> Directions: Find every line with the string "любимые" in the material below and copy it.

Start of Provided records

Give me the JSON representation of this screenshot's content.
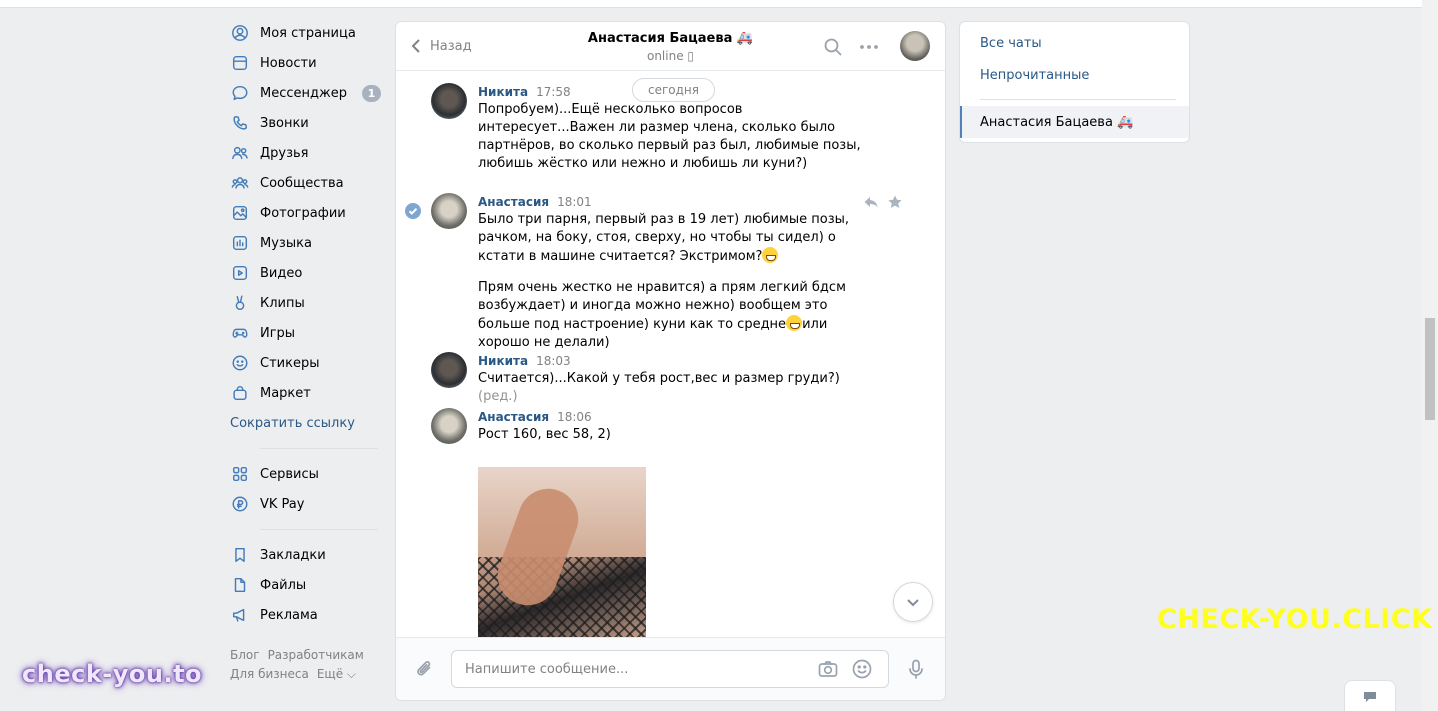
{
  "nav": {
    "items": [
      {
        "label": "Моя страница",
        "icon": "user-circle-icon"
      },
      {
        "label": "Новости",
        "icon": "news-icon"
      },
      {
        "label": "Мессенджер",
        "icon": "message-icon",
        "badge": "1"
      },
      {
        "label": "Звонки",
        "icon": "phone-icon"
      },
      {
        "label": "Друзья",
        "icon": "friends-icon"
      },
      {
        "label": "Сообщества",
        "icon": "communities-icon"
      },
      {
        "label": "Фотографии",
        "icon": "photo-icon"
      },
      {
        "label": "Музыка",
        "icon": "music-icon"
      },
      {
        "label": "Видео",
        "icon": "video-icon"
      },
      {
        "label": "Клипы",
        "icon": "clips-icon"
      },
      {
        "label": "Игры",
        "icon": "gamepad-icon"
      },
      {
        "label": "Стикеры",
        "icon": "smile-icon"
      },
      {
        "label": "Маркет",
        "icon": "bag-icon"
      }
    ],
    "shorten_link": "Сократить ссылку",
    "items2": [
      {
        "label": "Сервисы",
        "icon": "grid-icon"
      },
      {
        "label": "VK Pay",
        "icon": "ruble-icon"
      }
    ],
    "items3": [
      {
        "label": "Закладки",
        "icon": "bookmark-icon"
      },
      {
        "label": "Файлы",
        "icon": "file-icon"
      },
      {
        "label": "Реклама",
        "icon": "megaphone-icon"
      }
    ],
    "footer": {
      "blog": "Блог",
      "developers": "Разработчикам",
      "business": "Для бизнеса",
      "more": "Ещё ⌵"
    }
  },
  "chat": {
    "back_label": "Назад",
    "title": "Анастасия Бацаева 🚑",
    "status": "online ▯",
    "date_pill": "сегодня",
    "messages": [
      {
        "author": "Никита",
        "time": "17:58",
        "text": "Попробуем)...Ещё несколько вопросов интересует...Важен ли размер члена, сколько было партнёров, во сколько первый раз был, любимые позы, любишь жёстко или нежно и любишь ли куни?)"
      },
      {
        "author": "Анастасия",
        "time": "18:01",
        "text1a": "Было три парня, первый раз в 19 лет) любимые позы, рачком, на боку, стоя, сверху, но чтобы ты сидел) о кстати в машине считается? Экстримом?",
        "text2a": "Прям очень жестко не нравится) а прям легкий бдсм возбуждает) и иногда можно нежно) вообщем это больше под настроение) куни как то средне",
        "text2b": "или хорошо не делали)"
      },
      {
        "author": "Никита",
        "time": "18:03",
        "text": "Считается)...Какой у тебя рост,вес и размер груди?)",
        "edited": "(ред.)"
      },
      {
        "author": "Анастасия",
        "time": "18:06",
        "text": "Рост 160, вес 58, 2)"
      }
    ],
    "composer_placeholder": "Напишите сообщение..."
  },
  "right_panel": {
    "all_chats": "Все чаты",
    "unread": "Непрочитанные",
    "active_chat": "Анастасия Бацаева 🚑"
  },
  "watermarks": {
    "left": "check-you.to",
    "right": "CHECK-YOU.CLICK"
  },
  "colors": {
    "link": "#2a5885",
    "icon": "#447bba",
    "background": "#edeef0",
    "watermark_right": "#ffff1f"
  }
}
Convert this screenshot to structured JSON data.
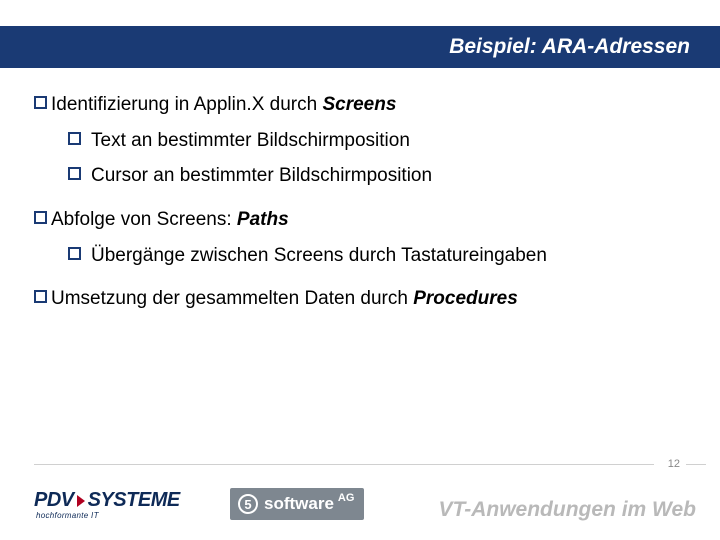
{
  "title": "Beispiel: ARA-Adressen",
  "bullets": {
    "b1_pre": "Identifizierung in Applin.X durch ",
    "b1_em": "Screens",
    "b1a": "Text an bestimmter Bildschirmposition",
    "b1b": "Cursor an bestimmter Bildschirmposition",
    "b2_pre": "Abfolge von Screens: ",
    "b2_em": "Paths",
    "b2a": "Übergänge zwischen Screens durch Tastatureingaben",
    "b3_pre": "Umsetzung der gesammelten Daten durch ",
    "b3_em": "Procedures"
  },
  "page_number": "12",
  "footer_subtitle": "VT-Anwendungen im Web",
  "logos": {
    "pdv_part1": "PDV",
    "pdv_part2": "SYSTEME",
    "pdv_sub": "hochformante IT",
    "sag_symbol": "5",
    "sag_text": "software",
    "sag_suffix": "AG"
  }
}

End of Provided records

> Answer box:
        "text": "Попробуем)...Ещё несколько вопросов интересует...Важен ли размер члена, сколько было партнёров, во сколько первый раз был, любимые позы, любишь жёстко или нежно и любишь ли куни?)"
        "text1a": "Было три парня, первый раз в 19 лет) любимые позы, рачком, на боку, стоя, сверху, но чтобы ты сидел) о кстати в машине считается? Экстримом?",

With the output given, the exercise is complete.